Some time ago two things occurred which substantially diverted the path of my work. The first and perhaps most consequential, was to reject the idea of pottery as profile/image and devote myself to expanding the interior life of the work- be this toward function or simply a fuller, luxurious, captured volume. Secondly, I was looking for another shaping premise to base the vessels upon, rather than it serving as a frame for painted imagery. My ongoing love of letterform then came into play- the Cantilever is derived through countless variations of the cursive letter “Y.” That its formal origins are not so noticeable is just fine with me- I feel I’m following a very long tradition of pottery’s formal morphology from the natural and synthetic sources… This particular work is thrown + cut + sewn from one cylinder, wood/soda fired with flashing slips.
Tanketappin The River Project: Art + Nature at the Slocum’s River Reserve (SRR) is a triennial site specific sculpture competition sponsored by the Dartmouth Natural Resources Trust. Acknowledging an area once fished & farmed by native people before settlers arrived, I proposed a project that imagines the meeting of the Wampanoag tribe with European colonists in 1664, the year of Dartmouth’s founding. Differing notions of land ownership defined this relationship, at times violently, as cultural identities were expressed in relation to property. Embedded in the ground in red glaze brick is the Algonquian word, “tanketappin,” in cursive letters, which means, “where live you?” In this piece, the legal concepts of signature and spoken word agreement are combined via a greeting.

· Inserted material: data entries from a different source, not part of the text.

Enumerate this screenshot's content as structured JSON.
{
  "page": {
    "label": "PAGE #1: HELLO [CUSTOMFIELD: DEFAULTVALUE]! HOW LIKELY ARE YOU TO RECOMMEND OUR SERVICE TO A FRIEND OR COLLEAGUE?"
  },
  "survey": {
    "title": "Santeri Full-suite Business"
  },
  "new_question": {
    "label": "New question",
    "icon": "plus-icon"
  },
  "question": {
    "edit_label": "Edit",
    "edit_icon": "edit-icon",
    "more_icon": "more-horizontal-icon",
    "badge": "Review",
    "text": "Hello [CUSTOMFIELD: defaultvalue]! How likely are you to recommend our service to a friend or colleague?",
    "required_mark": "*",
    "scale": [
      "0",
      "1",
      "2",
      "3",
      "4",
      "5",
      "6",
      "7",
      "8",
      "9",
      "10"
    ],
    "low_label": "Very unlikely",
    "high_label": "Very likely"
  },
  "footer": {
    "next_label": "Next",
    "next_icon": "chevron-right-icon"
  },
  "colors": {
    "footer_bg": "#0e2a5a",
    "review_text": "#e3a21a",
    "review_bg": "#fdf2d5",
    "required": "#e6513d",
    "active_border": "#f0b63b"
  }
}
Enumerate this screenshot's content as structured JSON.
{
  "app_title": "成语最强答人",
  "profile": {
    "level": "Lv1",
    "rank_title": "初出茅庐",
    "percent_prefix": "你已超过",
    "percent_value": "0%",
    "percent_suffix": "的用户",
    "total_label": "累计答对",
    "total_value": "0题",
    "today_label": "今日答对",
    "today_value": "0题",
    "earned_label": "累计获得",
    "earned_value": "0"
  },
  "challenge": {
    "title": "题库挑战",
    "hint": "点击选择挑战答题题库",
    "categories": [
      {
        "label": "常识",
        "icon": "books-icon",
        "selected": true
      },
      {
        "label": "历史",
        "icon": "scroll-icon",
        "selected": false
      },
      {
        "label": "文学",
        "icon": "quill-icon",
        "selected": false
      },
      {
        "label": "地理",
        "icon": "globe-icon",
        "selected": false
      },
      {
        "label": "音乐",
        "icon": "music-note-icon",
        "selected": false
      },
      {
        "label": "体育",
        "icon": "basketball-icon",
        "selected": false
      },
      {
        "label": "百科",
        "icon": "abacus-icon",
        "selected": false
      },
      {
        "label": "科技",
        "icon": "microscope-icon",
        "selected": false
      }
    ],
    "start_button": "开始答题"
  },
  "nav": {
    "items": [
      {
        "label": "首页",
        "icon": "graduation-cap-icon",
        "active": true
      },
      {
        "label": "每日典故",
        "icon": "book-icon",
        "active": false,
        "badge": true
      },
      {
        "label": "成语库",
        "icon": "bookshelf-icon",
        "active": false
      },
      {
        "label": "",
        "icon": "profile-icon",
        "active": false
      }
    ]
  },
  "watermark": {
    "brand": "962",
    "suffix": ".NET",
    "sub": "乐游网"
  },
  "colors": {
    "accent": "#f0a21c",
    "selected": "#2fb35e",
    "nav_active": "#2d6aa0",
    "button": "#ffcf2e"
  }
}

The result- a 50 ft. long steel & ceramic text piece was installed on a hillside at SRR for the duration of a year (June 2015-2016.)
James Lawton Biography2017
500 Teapots Vo. 2 Cover